Sun Pharma dropped 1.6 percent after its U.S. subsidiary Taro Pharmaceutical Industries commenced a modified "Dutch auction" tender offer to repurchase up to $200 million of its ordinary shares.
IT stocks lost ground as the Indian rupee traded in a tight range, extending gains for a third day. TCS and Wipro fell about half a percent each, while Infosys shed 0.6 percent. Bank of India, Canara Bank and Unitech plummeted 4-6 percent as MSCI changes took effect.
Gammon India tumbled 3 percent after its second-quarter net loss widened to Rs.261.54 crore from Rs.39.44 crore in the corresponding quarter of the preceding year. United Spirits declined 1.3 percent after British fair trade watchdog OFT said Diageo's acquisition of United Spirits is against competition.
IDBI Bank fell 1.5 percent after rating agency S&P cut its foreign currency issuer credit rating, citing weak asset quality of the public sector lender. Gail closed down 1.2 percent amid reports it plans to set up CNG outlets along highways to facilitate movement of gas-run automobiles in the western region.

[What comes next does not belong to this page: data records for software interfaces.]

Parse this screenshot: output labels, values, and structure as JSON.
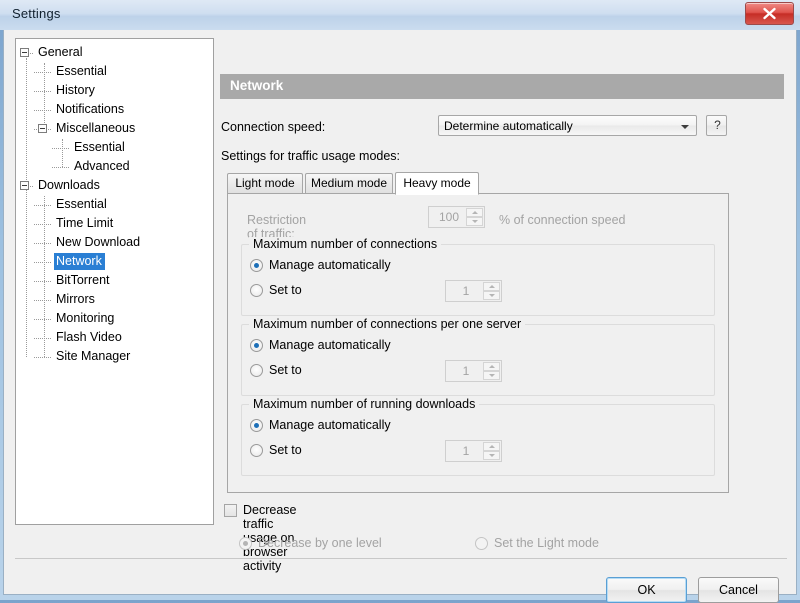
{
  "window": {
    "title": "Settings",
    "close_icon": "close-icon"
  },
  "tree": {
    "items": [
      {
        "label": "General",
        "level": 0,
        "expander": true,
        "selected": false
      },
      {
        "label": "Essential",
        "level": 1,
        "expander": false,
        "selected": false
      },
      {
        "label": "History",
        "level": 1,
        "expander": false,
        "selected": false
      },
      {
        "label": "Notifications",
        "level": 1,
        "expander": false,
        "selected": false
      },
      {
        "label": "Miscellaneous",
        "level": 1,
        "expander": true,
        "selected": false
      },
      {
        "label": "Essential",
        "level": 2,
        "expander": false,
        "selected": false
      },
      {
        "label": "Advanced",
        "level": 2,
        "expander": false,
        "selected": false
      },
      {
        "label": "Downloads",
        "level": 0,
        "expander": true,
        "selected": false
      },
      {
        "label": "Essential",
        "level": 1,
        "expander": false,
        "selected": false
      },
      {
        "label": "Time Limit",
        "level": 1,
        "expander": false,
        "selected": false
      },
      {
        "label": "New Download",
        "level": 1,
        "expander": false,
        "selected": false
      },
      {
        "label": "Network",
        "level": 1,
        "expander": false,
        "selected": true
      },
      {
        "label": "BitTorrent",
        "level": 1,
        "expander": false,
        "selected": false
      },
      {
        "label": "Mirrors",
        "level": 1,
        "expander": false,
        "selected": false
      },
      {
        "label": "Monitoring",
        "level": 1,
        "expander": false,
        "selected": false
      },
      {
        "label": "Flash Video",
        "level": 1,
        "expander": false,
        "selected": false
      },
      {
        "label": "Site Manager",
        "level": 1,
        "expander": false,
        "selected": false
      }
    ]
  },
  "section": {
    "header": "Network",
    "header_bg": "#a9a9a9",
    "header_text_color": "#ffffff"
  },
  "connection_speed": {
    "label": "Connection speed:",
    "value": "Determine automatically",
    "options": [
      "Determine automatically"
    ],
    "help_label": "?",
    "dropdown_icon": "chevron-down-icon"
  },
  "traffic_modes": {
    "label": "Settings for traffic usage modes:",
    "tabs": [
      {
        "label": "Light mode",
        "active": false
      },
      {
        "label": "Medium mode",
        "active": false
      },
      {
        "label": "Heavy mode",
        "active": true
      }
    ]
  },
  "restriction": {
    "label": "Restriction of traffic:",
    "value": "100",
    "suffix": "% of connection speed",
    "disabled": true
  },
  "groups": [
    {
      "title": "Maximum number of connections",
      "auto_label": "Manage automatically",
      "auto_selected": true,
      "setto_label": "Set to",
      "setto_selected": false,
      "setto_value": "1",
      "setto_disabled": true
    },
    {
      "title": "Maximum number of connections per one server",
      "auto_label": "Manage automatically",
      "auto_selected": true,
      "setto_label": "Set to",
      "setto_selected": false,
      "setto_value": "1",
      "setto_disabled": true
    },
    {
      "title": "Maximum number of running downloads",
      "auto_label": "Manage automatically",
      "auto_selected": true,
      "setto_label": "Set to",
      "setto_selected": false,
      "setto_value": "1",
      "setto_disabled": true
    }
  ],
  "browser_activity": {
    "checkbox_label": "Decrease traffic usage on browser activity",
    "checked": false,
    "option_one": {
      "label": "Decrease by one level",
      "selected": true,
      "disabled": true
    },
    "option_two": {
      "label": "Set the Light mode",
      "selected": false,
      "disabled": true
    }
  },
  "footer": {
    "ok_label": "OK",
    "cancel_label": "Cancel"
  },
  "colors": {
    "selection_blue": "#2a7fd4",
    "radio_blue": "#1d6fb8",
    "disabled_gray": "#a3a3a3"
  }
}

BF Utilities and Shalimar Paints slumped 2-5 percent after the BSE and NSE said they would transfer stocks of several companies to the restricted trade category from Friday. Ballarpur Industries plunged 8.5 percent after Fitch Ratings downgraded its long-term issuer default ratings on the company.
Biocon ended largely unchanged after receiving regulatory approval for its biosimilar Trastuzumab for treating breast cancer. Bafna Pharma posted a modest 0.2 percent gain on stake sale reports.

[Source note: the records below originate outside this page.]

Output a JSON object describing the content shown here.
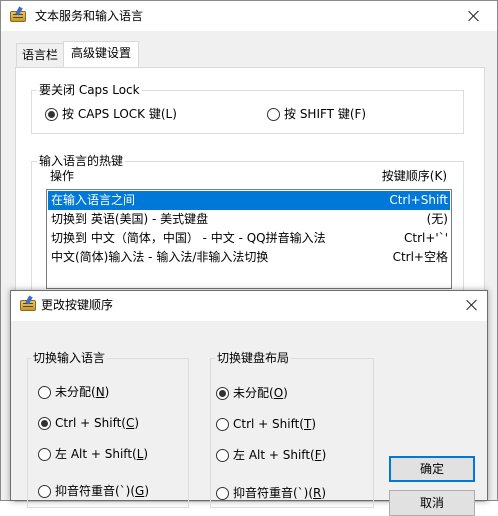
{
  "outer_window": {
    "title": "文本服务和输入语言",
    "tabs": [
      {
        "label": "语言栏",
        "active": false
      },
      {
        "label": "高级键设置",
        "active": true
      }
    ],
    "caps_group": {
      "title": "要关闭 Caps Lock",
      "options": [
        {
          "label": "按 CAPS LOCK 键(L)",
          "checked": true
        },
        {
          "label": "按 SHIFT 键(F)",
          "checked": false
        }
      ]
    },
    "hotkey_group": {
      "title": "输入语言的热键",
      "col_action": "操作",
      "col_sequence": "按键顺序(K)",
      "rows": [
        {
          "action": "在输入语言之间",
          "keys": "Ctrl+Shift",
          "selected": true
        },
        {
          "action": "切换到 英语(美国) - 美式键盘",
          "keys": "(无)",
          "selected": false
        },
        {
          "action": "切换到 中文（简体，中国） - 中文 - QQ拼音输入法",
          "keys": "Ctrl+'`'",
          "selected": false
        },
        {
          "action": "中文(简体)输入法 - 输入法/非输入法切换",
          "keys": "Ctrl+空格",
          "selected": false
        }
      ]
    }
  },
  "inner_dialog": {
    "title": "更改按键顺序",
    "language_group": {
      "title": "切换输入语言",
      "options": [
        {
          "text": "未分配(",
          "key": "N",
          "tail": ")",
          "checked": false
        },
        {
          "text": "Ctrl + Shift(",
          "key": "C",
          "tail": ")",
          "checked": true
        },
        {
          "text": "左 Alt + Shift(",
          "key": "L",
          "tail": ")",
          "checked": false
        },
        {
          "text": "抑音符重音(`)(",
          "key": "G",
          "tail": ")",
          "checked": false
        }
      ]
    },
    "layout_group": {
      "title": "切换键盘布局",
      "options": [
        {
          "text": "未分配(",
          "key": "O",
          "tail": ")",
          "checked": true
        },
        {
          "text": "Ctrl + Shift(",
          "key": "T",
          "tail": ")",
          "checked": false
        },
        {
          "text": "左 Alt + Shift(",
          "key": "F",
          "tail": ")",
          "checked": false
        },
        {
          "text": "抑音符重音(`)(",
          "key": "R",
          "tail": ")",
          "checked": false
        }
      ]
    },
    "ok_label": "确定",
    "cancel_label": "取消"
  },
  "icons": {
    "app": "keyboard-pen-icon",
    "close": "close-icon"
  }
}
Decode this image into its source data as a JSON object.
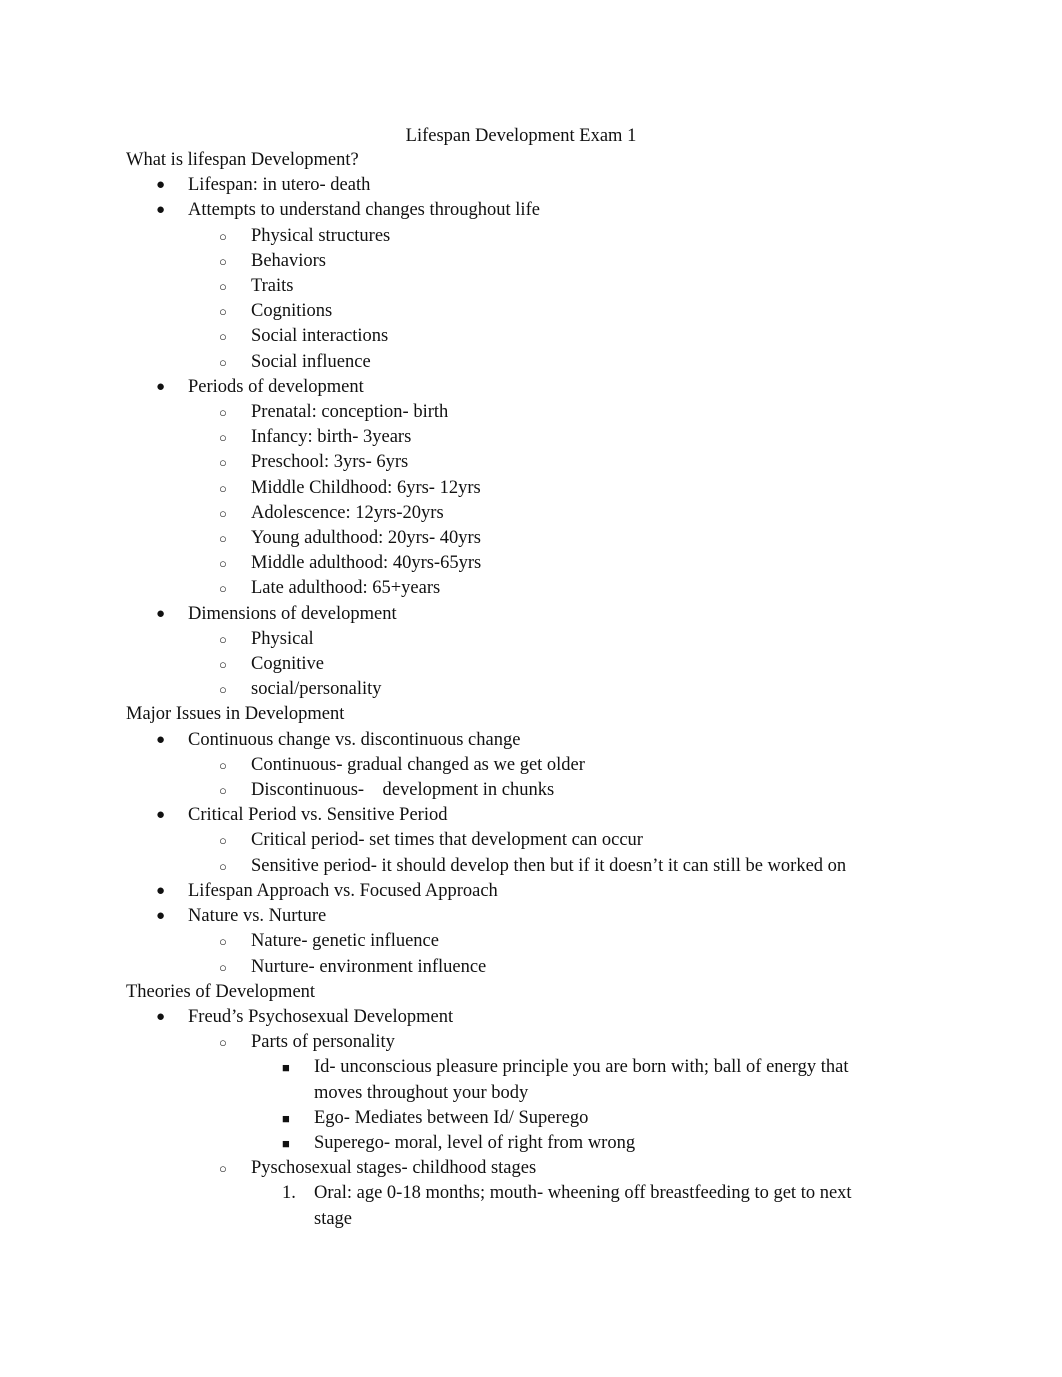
{
  "title": "Lifespan Development Exam 1",
  "lines": [
    {
      "level": 0,
      "text": "What is lifespan Development?"
    },
    {
      "level": 1,
      "marker": "●",
      "text": "Lifespan: in utero- death"
    },
    {
      "level": 1,
      "marker": "●",
      "text": "Attempts to understand changes throughout life"
    },
    {
      "level": 2,
      "marker": "○",
      "text": "Physical structures"
    },
    {
      "level": 2,
      "marker": "○",
      "text": "Behaviors"
    },
    {
      "level": 2,
      "marker": "○",
      "text": "Traits"
    },
    {
      "level": 2,
      "marker": "○",
      "text": "Cognitions"
    },
    {
      "level": 2,
      "marker": "○",
      "text": "Social interactions"
    },
    {
      "level": 2,
      "marker": "○",
      "text": "Social influence"
    },
    {
      "level": 1,
      "marker": "●",
      "text": "Periods of development"
    },
    {
      "level": 2,
      "marker": "○",
      "text": "Prenatal: conception- birth"
    },
    {
      "level": 2,
      "marker": "○",
      "text": "Infancy: birth- 3years"
    },
    {
      "level": 2,
      "marker": "○",
      "text": "Preschool: 3yrs- 6yrs"
    },
    {
      "level": 2,
      "marker": "○",
      "text": "Middle Childhood: 6yrs- 12yrs"
    },
    {
      "level": 2,
      "marker": "○",
      "text": "Adolescence: 12yrs-20yrs"
    },
    {
      "level": 2,
      "marker": "○",
      "text": "Young adulthood: 20yrs- 40yrs"
    },
    {
      "level": 2,
      "marker": "○",
      "text": "Middle adulthood: 40yrs-65yrs"
    },
    {
      "level": 2,
      "marker": "○",
      "text": "Late adulthood: 65+years"
    },
    {
      "level": 1,
      "marker": "●",
      "text": "Dimensions of development"
    },
    {
      "level": 2,
      "marker": "○",
      "text": "Physical"
    },
    {
      "level": 2,
      "marker": "○",
      "text": "Cognitive"
    },
    {
      "level": 2,
      "marker": "○",
      "text": "social/personality"
    },
    {
      "level": 0,
      "text": "Major Issues in Development"
    },
    {
      "level": 1,
      "marker": "●",
      "text": "Continuous change vs. discontinuous change"
    },
    {
      "level": 2,
      "marker": "○",
      "text": "Continuous- gradual changed as we get older"
    },
    {
      "level": 2,
      "marker": "○",
      "text": "Discontinuous-    development in chunks"
    },
    {
      "level": 1,
      "marker": "●",
      "text": "Critical Period vs. Sensitive Period"
    },
    {
      "level": 2,
      "marker": "○",
      "text": "Critical period- set times that development can occur"
    },
    {
      "level": 2,
      "marker": "○",
      "text": "Sensitive period- it should develop then but if it doesn’t it can still be worked on"
    },
    {
      "level": 1,
      "marker": "●",
      "text": "Lifespan Approach vs. Focused Approach"
    },
    {
      "level": 1,
      "marker": "●",
      "text": "Nature vs. Nurture"
    },
    {
      "level": 2,
      "marker": "○",
      "text": "Nature- genetic influence"
    },
    {
      "level": 2,
      "marker": "○",
      "text": "Nurture- environment influence"
    },
    {
      "level": 0,
      "text": "Theories of Development"
    },
    {
      "level": 1,
      "marker": "●",
      "text": "Freud’s Psychosexual Development"
    },
    {
      "level": 2,
      "marker": "○",
      "text": "Parts of personality"
    },
    {
      "level": 3,
      "marker": "■",
      "text": "Id- unconscious pleasure principle you are born with; ball of energy that moves throughout your body"
    },
    {
      "level": 3,
      "marker": "■",
      "text": "Ego- Mediates between Id/ Superego"
    },
    {
      "level": 3,
      "marker": "■",
      "text": "Superego- moral, level of right from wrong"
    },
    {
      "level": 2,
      "marker": "○",
      "text": "Pyschosexual stages- childhood stages"
    },
    {
      "level": 3,
      "marker": "1.",
      "numbered": true,
      "text": "Oral: age 0-18 months; mouth- wheening off breastfeeding to get to next stage"
    }
  ]
}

HCL Technologies, Tata Motors, Hero MotoCorp, Hindustan Unilever, SesaSterlite, BHEL and Lupin rose 1-2 percent.
DIC India was locked at the 20 percent circuit limit for the second day running after its promoter, DIC Corporation of Japan, announced a voluntary delisting offer. Likewise, Aban Offshore extended Monday's gains to end 4 percent higher on expectations that a gradual loosening on sanctions on Iran will help increase its revenues from the Islamic state.
On the global front, the other Asian markets ended mixed and European stocks struggled for momentum in early trading as investors treaded cautiously amid a lack of fresh triggers and on concerns the markets have run ahead of fundamentals. Traders await a slew of U.S. data on housing starts, home prices and consumer confidence slated for release later in the global day for further direction.